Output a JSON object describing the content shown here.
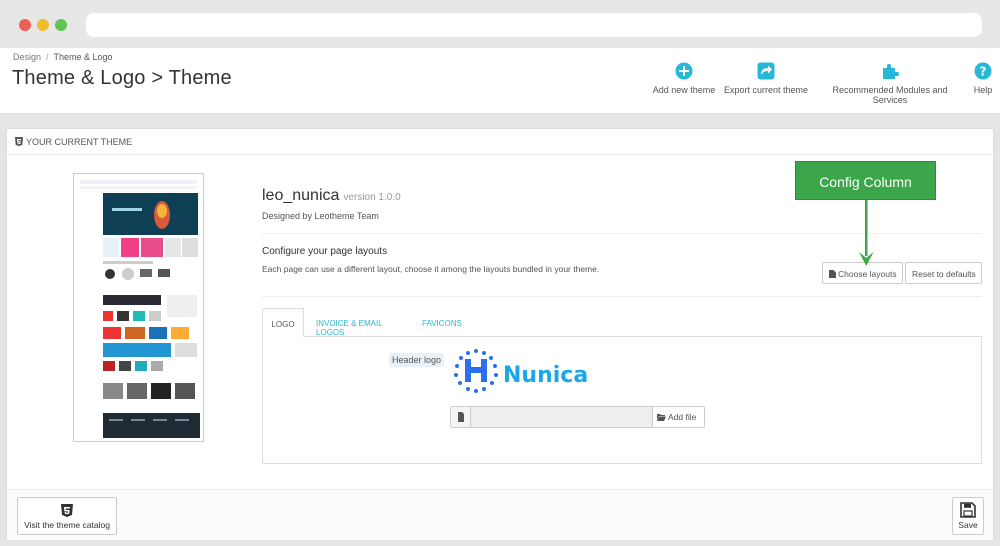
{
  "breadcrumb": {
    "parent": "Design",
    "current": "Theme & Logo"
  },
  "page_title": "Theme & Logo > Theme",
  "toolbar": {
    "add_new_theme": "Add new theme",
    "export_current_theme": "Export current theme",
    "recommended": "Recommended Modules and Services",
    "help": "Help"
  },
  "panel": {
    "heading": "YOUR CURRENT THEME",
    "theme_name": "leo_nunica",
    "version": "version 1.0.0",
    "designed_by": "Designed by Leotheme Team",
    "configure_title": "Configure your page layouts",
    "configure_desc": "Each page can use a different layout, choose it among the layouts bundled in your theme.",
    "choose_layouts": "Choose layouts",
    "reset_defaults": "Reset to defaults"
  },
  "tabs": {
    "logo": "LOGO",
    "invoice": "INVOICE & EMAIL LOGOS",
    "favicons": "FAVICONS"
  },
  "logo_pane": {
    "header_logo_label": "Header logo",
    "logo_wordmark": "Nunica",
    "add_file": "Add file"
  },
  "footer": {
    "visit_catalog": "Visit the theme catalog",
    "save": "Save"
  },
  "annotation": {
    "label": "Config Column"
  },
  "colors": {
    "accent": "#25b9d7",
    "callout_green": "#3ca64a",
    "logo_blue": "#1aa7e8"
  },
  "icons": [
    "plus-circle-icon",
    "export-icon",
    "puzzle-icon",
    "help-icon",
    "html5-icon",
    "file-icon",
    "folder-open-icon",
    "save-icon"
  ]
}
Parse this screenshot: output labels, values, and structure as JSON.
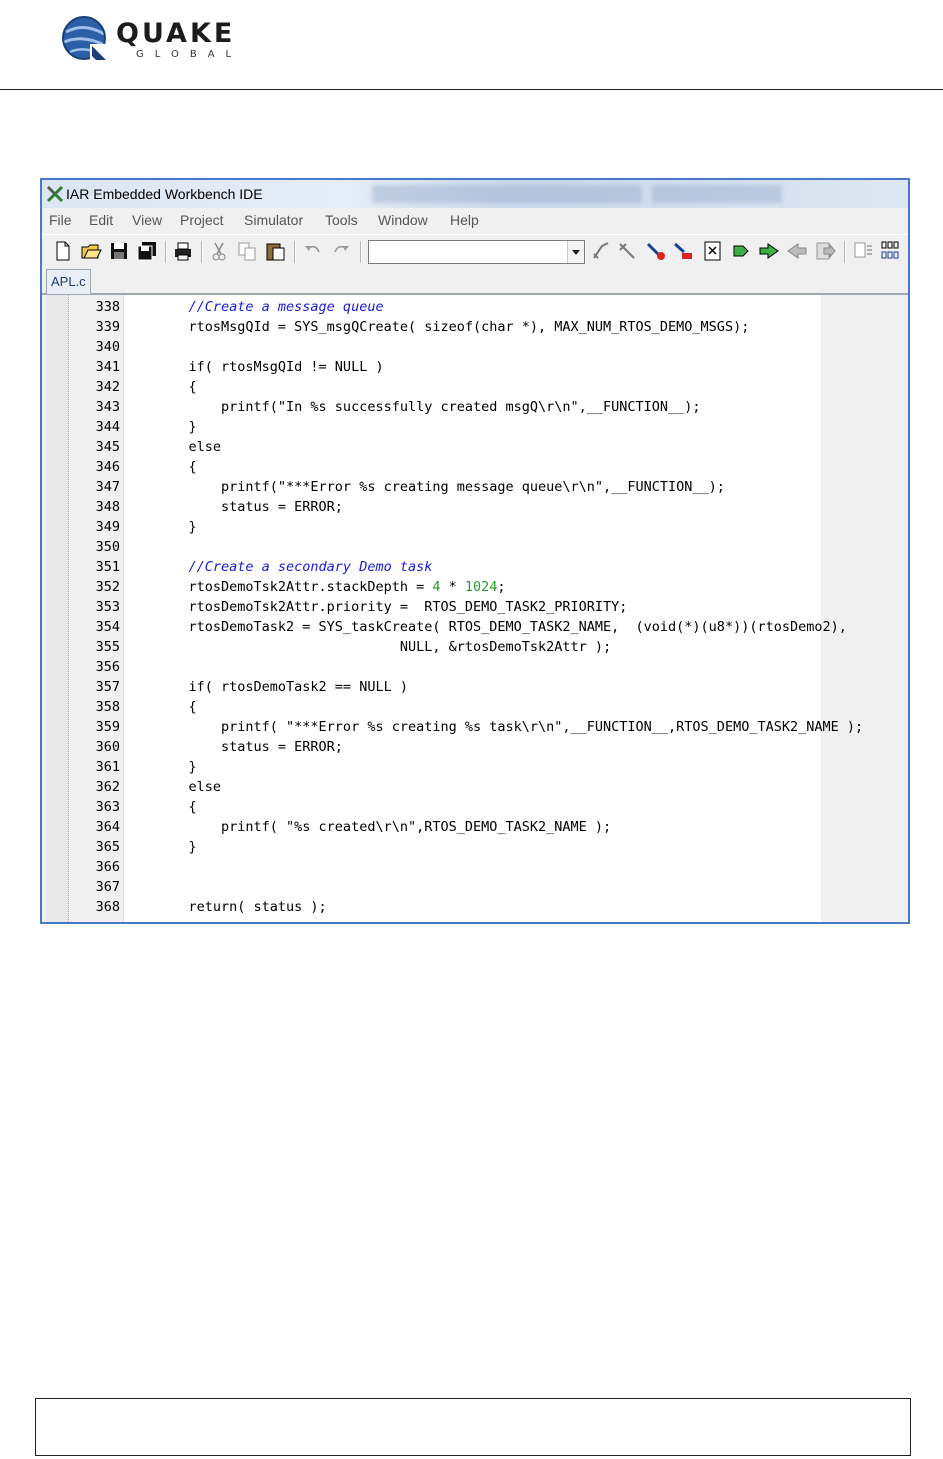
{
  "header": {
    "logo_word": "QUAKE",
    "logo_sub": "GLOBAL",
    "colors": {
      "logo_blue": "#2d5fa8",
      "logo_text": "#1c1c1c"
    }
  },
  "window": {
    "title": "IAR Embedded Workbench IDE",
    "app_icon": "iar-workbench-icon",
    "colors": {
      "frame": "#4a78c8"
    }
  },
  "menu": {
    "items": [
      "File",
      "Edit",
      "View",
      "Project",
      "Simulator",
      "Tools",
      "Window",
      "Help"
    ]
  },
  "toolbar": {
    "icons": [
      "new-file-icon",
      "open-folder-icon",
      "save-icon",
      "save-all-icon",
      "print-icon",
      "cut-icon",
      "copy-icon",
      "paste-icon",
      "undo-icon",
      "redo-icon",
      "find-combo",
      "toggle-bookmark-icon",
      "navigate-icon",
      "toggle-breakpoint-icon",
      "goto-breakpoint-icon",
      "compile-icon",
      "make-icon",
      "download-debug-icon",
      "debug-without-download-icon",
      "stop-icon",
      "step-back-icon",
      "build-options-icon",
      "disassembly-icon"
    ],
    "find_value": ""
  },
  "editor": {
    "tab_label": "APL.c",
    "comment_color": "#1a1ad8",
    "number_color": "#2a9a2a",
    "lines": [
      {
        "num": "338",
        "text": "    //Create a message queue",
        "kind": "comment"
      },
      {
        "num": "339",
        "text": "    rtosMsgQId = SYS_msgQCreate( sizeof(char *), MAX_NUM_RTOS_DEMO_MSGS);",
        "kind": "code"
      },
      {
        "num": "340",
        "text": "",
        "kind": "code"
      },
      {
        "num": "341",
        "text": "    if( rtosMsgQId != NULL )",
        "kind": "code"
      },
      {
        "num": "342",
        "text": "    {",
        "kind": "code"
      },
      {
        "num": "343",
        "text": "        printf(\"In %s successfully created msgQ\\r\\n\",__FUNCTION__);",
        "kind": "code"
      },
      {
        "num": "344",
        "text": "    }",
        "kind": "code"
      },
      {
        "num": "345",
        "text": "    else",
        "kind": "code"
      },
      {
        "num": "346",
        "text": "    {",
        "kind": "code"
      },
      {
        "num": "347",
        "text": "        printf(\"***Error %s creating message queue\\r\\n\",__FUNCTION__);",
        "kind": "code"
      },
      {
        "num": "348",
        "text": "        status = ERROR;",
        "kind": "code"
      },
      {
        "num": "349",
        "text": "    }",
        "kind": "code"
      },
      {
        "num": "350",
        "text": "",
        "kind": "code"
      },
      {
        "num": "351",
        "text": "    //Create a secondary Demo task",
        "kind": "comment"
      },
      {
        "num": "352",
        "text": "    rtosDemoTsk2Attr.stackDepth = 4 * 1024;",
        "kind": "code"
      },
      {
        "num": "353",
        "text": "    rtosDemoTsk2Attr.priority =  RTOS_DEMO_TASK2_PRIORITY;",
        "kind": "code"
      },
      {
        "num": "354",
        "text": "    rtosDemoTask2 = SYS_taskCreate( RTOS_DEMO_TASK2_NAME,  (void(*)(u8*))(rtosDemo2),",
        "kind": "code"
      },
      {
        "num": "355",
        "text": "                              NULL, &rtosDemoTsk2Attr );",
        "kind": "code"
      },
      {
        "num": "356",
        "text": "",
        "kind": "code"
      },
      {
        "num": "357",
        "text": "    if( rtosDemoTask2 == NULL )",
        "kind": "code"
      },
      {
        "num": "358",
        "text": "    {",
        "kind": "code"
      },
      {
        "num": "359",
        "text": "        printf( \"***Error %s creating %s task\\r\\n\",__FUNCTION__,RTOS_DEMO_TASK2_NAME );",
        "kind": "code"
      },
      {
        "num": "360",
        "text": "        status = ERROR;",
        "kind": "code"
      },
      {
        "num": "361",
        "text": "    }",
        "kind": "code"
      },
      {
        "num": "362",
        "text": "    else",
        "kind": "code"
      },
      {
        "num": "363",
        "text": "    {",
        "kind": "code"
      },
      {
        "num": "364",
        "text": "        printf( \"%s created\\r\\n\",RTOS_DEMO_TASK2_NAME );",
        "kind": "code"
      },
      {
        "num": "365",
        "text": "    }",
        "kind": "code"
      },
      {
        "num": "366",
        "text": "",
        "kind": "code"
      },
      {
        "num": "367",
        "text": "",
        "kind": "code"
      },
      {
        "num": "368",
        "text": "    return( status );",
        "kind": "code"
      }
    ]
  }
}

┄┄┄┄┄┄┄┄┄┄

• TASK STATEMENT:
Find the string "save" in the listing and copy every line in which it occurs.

• TASK ANSWER:
    "save": "Save"
    "save-icon"
      "save-icon",
      "save-all-icon",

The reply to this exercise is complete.